== Supplied records
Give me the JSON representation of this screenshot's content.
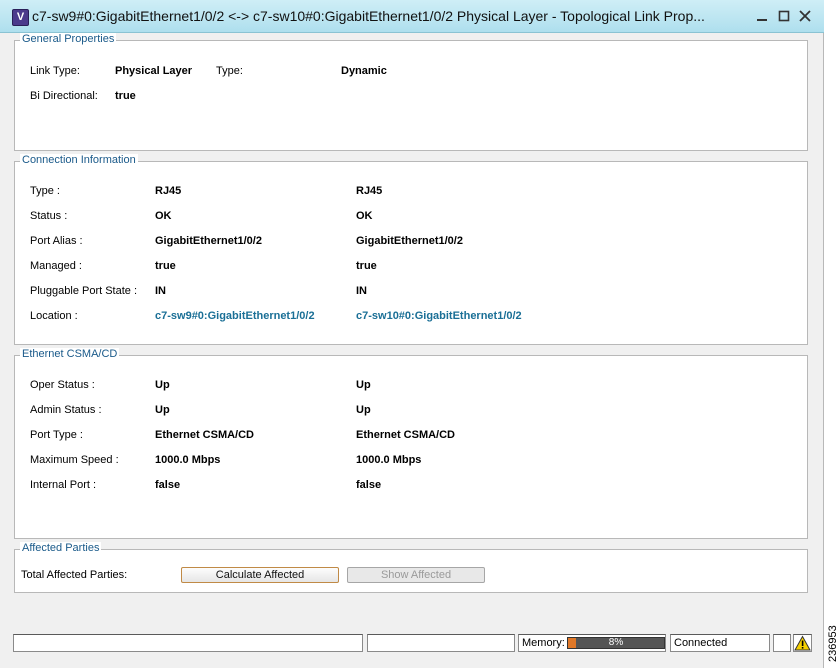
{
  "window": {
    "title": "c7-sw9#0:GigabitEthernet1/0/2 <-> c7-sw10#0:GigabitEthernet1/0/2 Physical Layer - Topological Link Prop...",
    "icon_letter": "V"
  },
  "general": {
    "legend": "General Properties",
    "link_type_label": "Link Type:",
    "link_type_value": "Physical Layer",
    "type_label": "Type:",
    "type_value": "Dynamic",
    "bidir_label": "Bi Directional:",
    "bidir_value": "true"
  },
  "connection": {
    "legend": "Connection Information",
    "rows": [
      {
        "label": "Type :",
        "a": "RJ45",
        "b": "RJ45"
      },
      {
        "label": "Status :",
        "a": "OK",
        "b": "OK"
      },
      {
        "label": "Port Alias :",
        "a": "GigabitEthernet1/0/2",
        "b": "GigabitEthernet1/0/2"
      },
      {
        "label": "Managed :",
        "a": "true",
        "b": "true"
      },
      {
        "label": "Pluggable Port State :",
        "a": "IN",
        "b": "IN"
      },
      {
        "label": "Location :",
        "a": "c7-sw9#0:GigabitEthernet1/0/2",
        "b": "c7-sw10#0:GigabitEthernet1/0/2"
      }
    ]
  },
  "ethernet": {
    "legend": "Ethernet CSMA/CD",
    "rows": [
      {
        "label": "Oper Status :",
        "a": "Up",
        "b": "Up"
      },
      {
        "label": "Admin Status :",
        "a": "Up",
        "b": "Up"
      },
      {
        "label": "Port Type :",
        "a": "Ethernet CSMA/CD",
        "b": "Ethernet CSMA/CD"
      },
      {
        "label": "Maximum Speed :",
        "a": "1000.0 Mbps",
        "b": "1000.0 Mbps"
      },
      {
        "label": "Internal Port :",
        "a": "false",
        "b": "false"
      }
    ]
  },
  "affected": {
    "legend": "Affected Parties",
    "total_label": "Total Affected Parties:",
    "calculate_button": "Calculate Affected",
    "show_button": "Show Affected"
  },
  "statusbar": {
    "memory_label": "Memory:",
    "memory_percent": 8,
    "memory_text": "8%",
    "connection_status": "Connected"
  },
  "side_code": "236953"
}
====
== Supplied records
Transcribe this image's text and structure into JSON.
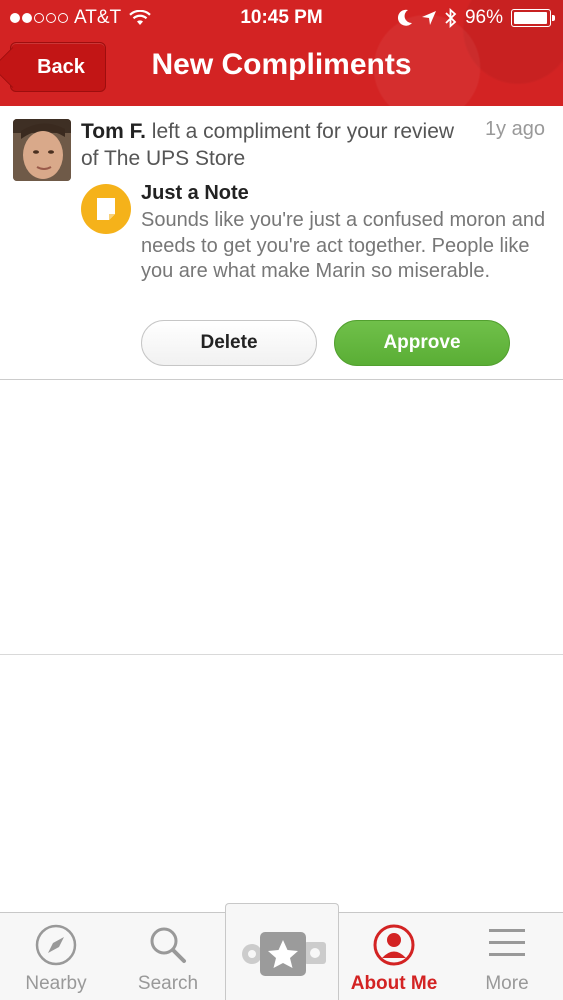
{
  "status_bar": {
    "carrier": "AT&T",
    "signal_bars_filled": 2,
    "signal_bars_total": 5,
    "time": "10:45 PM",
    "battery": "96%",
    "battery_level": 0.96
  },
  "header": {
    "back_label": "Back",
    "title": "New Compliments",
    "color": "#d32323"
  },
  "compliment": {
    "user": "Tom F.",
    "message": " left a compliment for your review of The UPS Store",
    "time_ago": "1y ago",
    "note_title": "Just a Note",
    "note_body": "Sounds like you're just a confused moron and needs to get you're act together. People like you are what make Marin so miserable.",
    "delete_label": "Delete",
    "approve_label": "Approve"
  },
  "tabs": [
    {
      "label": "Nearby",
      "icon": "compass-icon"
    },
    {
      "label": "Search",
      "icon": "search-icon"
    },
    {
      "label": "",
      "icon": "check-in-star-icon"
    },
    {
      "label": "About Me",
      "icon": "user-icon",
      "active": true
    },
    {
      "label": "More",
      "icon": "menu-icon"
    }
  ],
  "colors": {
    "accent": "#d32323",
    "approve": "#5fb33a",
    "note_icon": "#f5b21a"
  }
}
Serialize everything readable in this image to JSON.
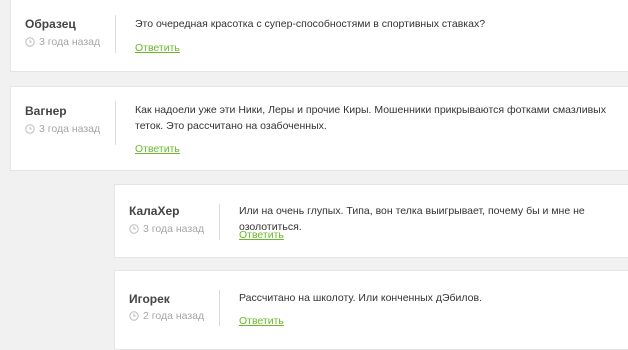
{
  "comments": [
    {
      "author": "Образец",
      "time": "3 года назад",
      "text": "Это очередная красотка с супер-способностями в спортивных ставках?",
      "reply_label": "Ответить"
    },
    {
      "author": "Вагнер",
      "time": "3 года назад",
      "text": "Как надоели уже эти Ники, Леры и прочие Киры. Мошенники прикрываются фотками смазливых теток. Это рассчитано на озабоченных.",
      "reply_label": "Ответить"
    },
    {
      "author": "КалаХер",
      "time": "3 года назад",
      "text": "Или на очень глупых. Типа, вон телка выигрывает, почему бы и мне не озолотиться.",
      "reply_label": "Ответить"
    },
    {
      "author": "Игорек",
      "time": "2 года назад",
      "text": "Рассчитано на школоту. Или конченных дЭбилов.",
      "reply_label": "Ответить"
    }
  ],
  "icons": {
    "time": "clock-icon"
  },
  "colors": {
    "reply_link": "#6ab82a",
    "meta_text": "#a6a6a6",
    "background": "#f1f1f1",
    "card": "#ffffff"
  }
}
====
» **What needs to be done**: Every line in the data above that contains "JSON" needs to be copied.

» **Exercise result**:
Give me the JSON representation of this screenshot's content.
Transcribe this image's text and structure into JSON.
Serialize everything readable in this image to JSON.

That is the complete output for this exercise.